New York State Soil and Water Conservation Committee Chair Dale Stein said, "This is a great opportunity for CAFO farms to partner with their local Soil and Water Conservation Districts to construct and fully implement best management practice systems on their farms. This funding program will assist producers in meeting the State's new environmental regulations, and will further protect the water quality of our lakes, rivers and streams in New York State."
New York Farm Bureau President David Fisher said, "The $50 million in grant funding for manure storage will improve environmental stewardship on livestock farms across the state. The cost sharing partnership between farmers and New York State will provide greater flexibility to manage nutrients as farms comply with stricter regulations connected to the new CAFO permits.
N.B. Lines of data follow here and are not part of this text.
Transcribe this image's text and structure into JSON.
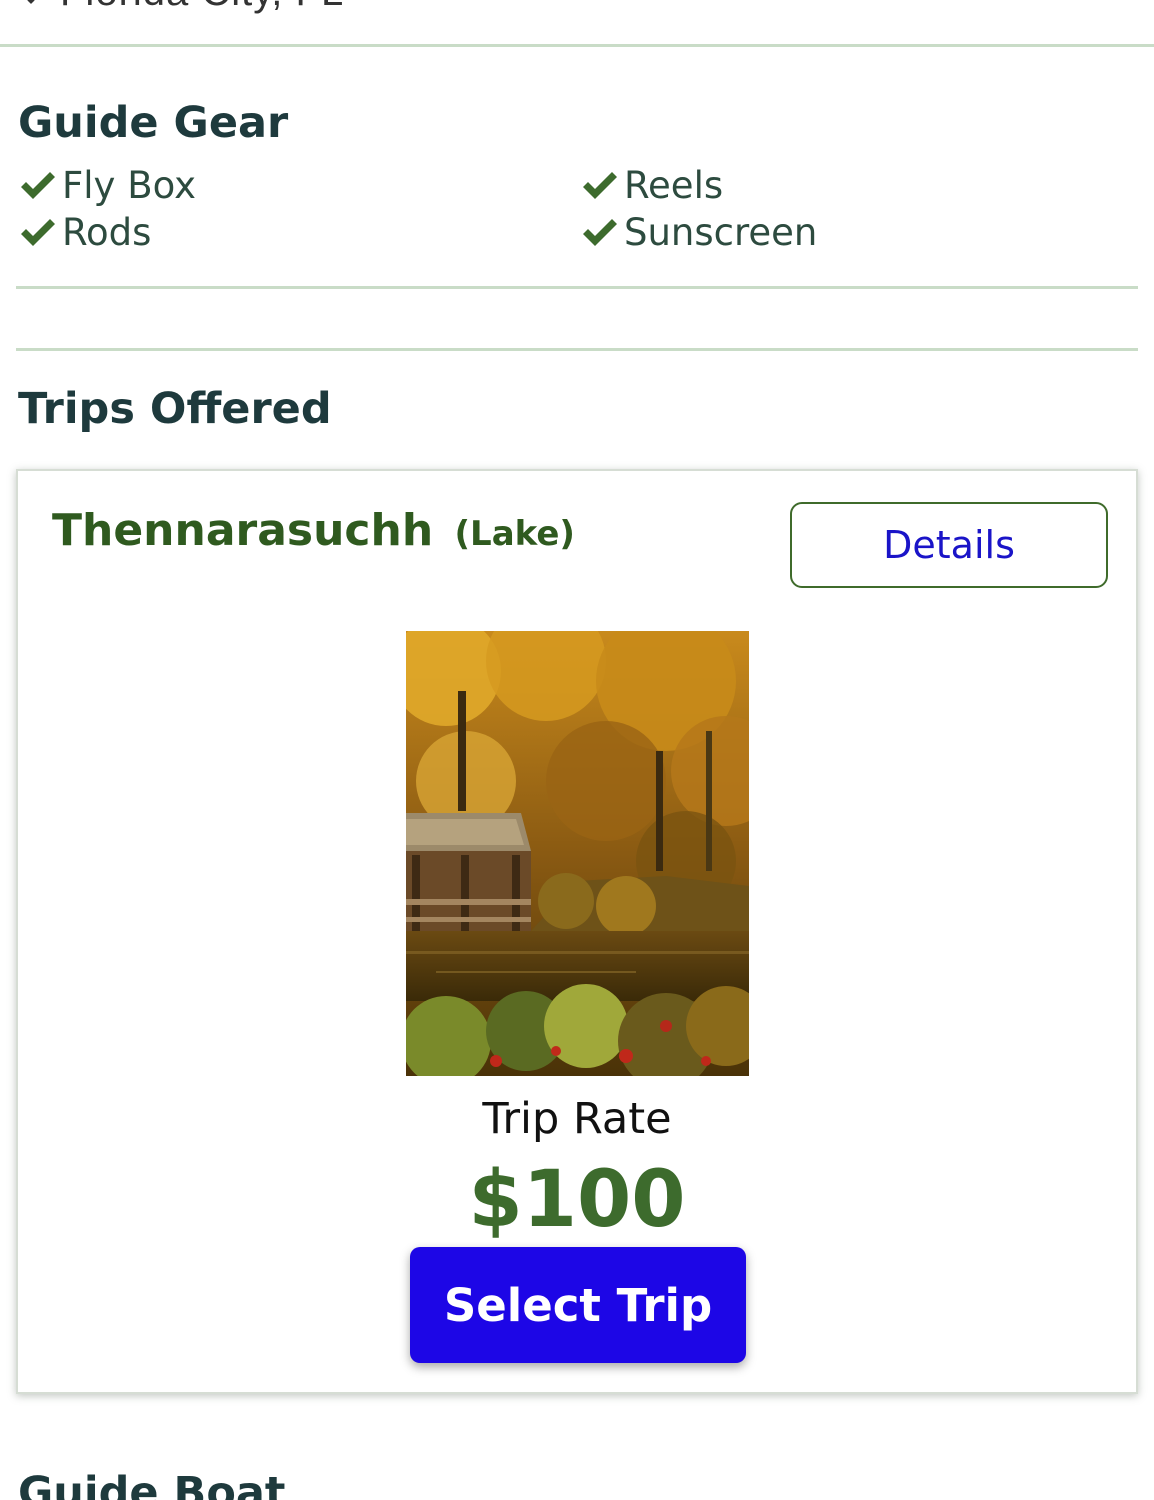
{
  "header": {
    "location": "Florida City, FL"
  },
  "guide_gear": {
    "title": "Guide Gear",
    "items": [
      "Fly Box",
      "Reels",
      "Rods",
      "Sunscreen"
    ]
  },
  "trips": {
    "title": "Trips Offered",
    "card": {
      "name": "Thennarasuchh",
      "type": "(Lake)",
      "details_label": "Details",
      "rate_label": "Trip Rate",
      "rate_value": "$100",
      "select_label": "Select Trip"
    }
  },
  "next_section": {
    "title": "Guide Boat"
  },
  "colors": {
    "accent_green": "#3d6b2d",
    "heading": "#1e3a3d",
    "primary_button": "#1d06e6",
    "link_blue": "#1a14c8",
    "divider": "#c9dcc7"
  },
  "icons": {
    "check": "check-icon",
    "location": "location-pin-icon"
  }
}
New York Farm Bureau appreciates the Governor's recognition of the continued need for the funding that will help New York agriculture improve on its strong water quality record."
Senator Patty Ritchie, Chair of the Senate Agriculture Committee, said, "Programs like this help ensure the future of New York agriculture, and help our state's hardworking farmers continue to be good stewards of the environment. I would like to thank Governor Cuomo and Commissioner Ball for recognizing the importance of providing farmers with the resources they need to continue to support and grow our state's leading industry while being leaders in environmentally safe practices."
Senator Tom O'Mara, Chair of the Senate Environmental Conservation Committee, said, "New York State's farmers already play a central role in conservation, land stewardship, and water quality protection. This latest state investment will strengthen the ability of our dairy and livestock farmers to better protect critical natural resources. I look forward to continuing to work with Governor Cuomo and my legislative colleagues to implement the unprecedented Clean Water Infrastructure of 2017 and enhance the environmental future for generations of New Yorkers."
Assemblyman Bill Magee, Chair of the Assembly Agriculture Committee, said, "This grant program benefits both our farms and our communities. It helps to ensure water quality protections and the maintenance of a cleaner safer environment while supporting the farm's ability to produce fresh, local food."
The Clean Water Infrastructure Act of 2017 invests a record $2.5 billion in critical water infrastructure across New York State. This historic investment in drinking water infrastructure, wastewater infrastructure and source water protection actions will enhance community health and wellness, safeguard the State's most important water resources, and create jobs. Funding for projects will prioritize regional and watershed level solutions, and incentivize consolidation and sharing of water and wastewater services.